  44. 44.
    Zhu XD, Niedernhofer L, Kuster B, Mann M, Hoeijmakers JHJ, De Lange T. ERCC1/XPF removes the 3′ overhang from uncapped telomeres and represses formation of telomeric DNA-containing double minute chromosomes. Mol Cell. 2003;12:1489–98. doi: 10.1016/S1097-2765(03)00478-7.CrossRefPubMedGoogle Scholar
  45. 45.
    Cui R, Widlund HR, Feige E, Lin JY, Wilensky DL, Igras VE, et al. Central role of p53 in the suntan response and pathologic hyperpigmentation. Cell. 2007;128:853–64. doi: 10.1016/j.cell.2006.12.045.CrossRefPubMedGoogle Scholar
  46. 46.
    Cotignola J, Chou JF, Roy P, Mitra N, Busam K, Halpern AC, et al. Investigation of the effect of MDM2 SNP309 and TP53 Arg72Pro polymorphisms on the age of onset of cutaneous melanoma. J Invest Dermatol. 2012;132:1471–8. doi: 10.1038/jid.2012.15.CrossRefPubMedGoogle Scholar
  47. 47.
    Kauffmann A, Rosselli F, Lazar V, Winnepenninckx V, Mansuet-Lupo A, Dessen P, et al. High expression of DNA repair pathways is associated with metastasis in melanoma patients. Oncogene. 2008;27:565–73. doi: 10.1038/sj.onc.1210700.CrossRefPubMedGoogle Scholar

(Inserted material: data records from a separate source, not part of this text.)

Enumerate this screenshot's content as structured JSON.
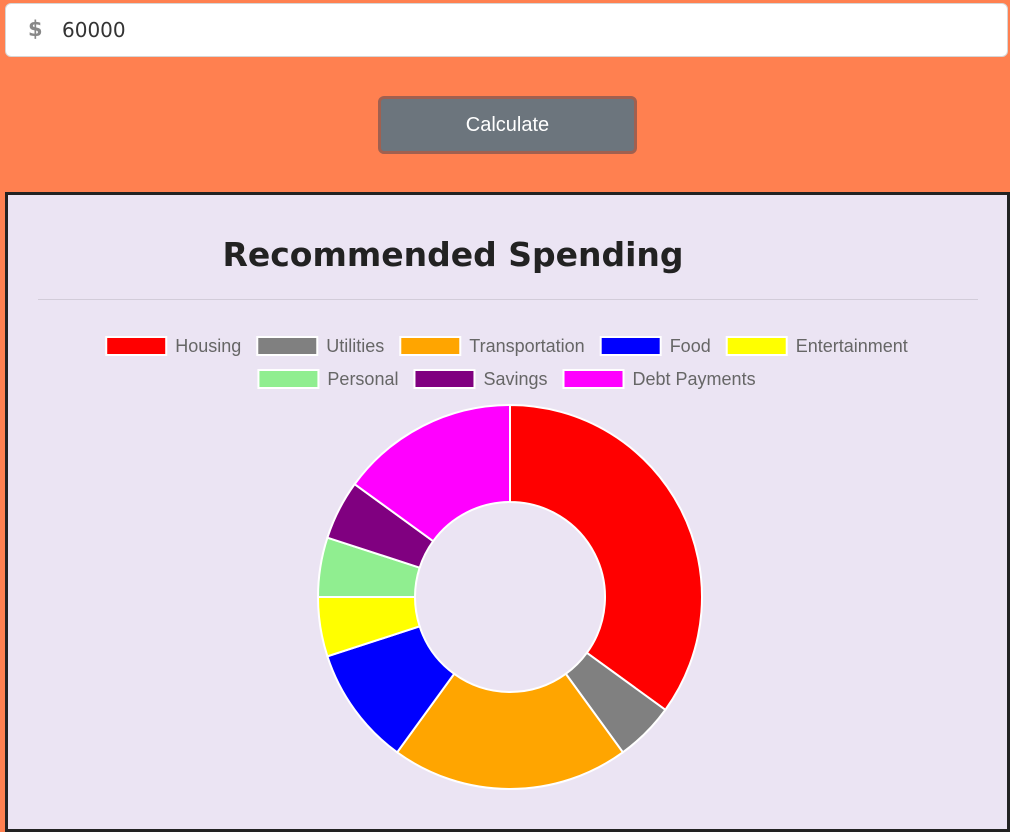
{
  "income": {
    "currency_symbol": "$",
    "value": "60000"
  },
  "calculate_button": {
    "label": "Calculate"
  },
  "results": {
    "title": "Recommended Spending"
  },
  "chart_data": {
    "type": "doughnut",
    "legend_position": "top",
    "categories": [
      "Housing",
      "Utilities",
      "Transportation",
      "Food",
      "Entertainment",
      "Personal",
      "Savings",
      "Debt Payments"
    ],
    "values": [
      35,
      5,
      20,
      10,
      5,
      5,
      5,
      15
    ],
    "colors": [
      "#ff0000",
      "#808080",
      "#ffa500",
      "#0000ff",
      "#ffff00",
      "#90ee90",
      "#800080",
      "#ff00ff"
    ]
  }
}
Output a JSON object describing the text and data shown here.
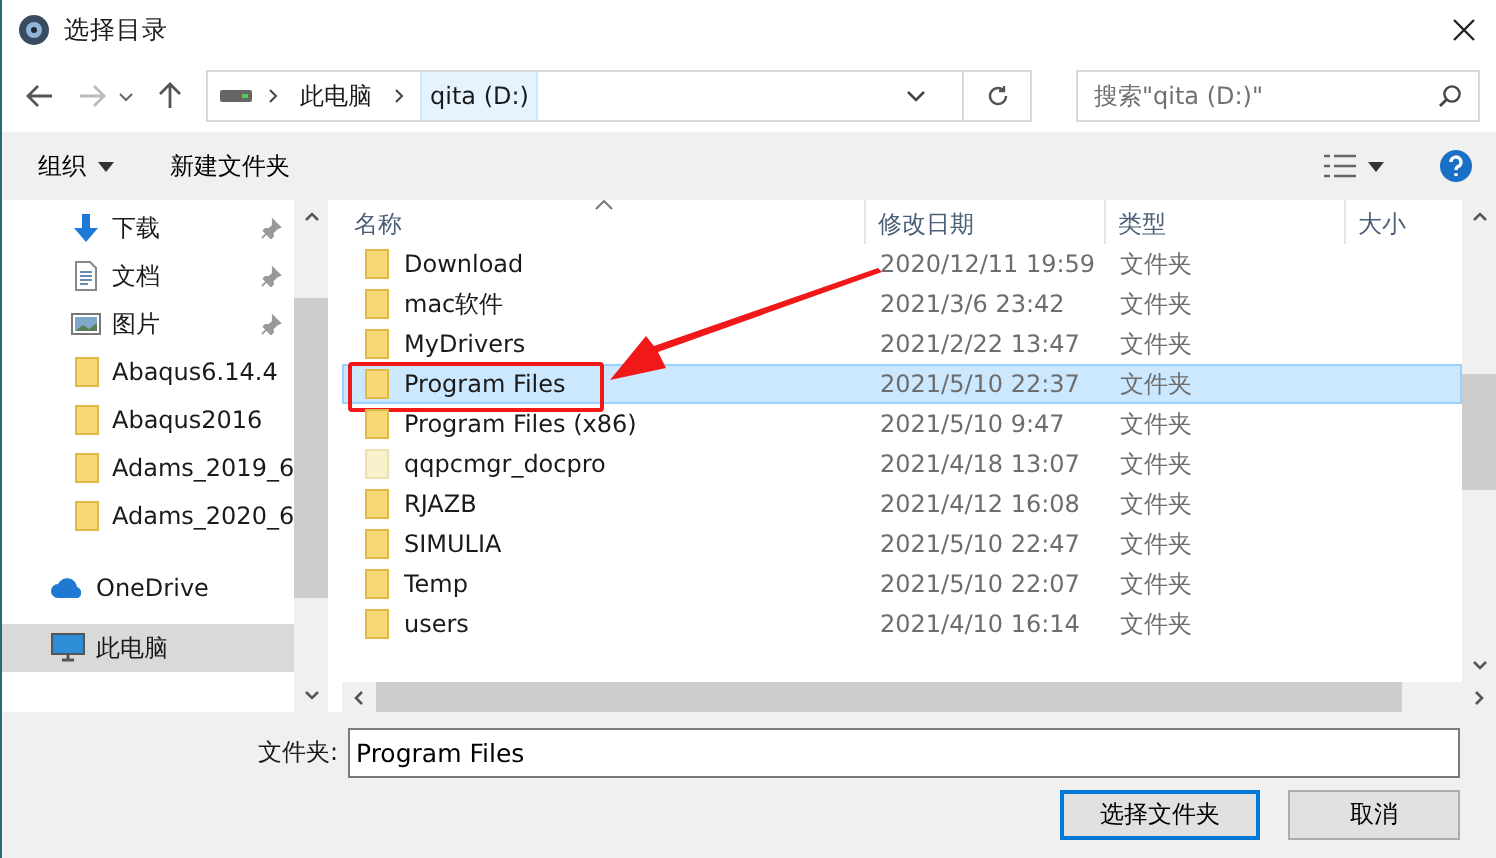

Copyright information

© International Society of Oncology and BioMarkers (ISOBM) 2015

Authors and Affiliations

  • Gabriela Vilas Bôas Gomez
    • 1
  • Cristiane de Oliveira
    • 1
  • José Augusto Rinck-Junior
    • 1
  • Aparecida Machado de Moraes
    • 1
  • Gustavo Jacob Lourenço
    • 1
  • Carmen Silvia Passos Lima
    • 1
  1. 1.Department of Internal Medicine, Faculty of Medical SciencesUniversity of CampinasCampinasBrazil

Personalised recommendations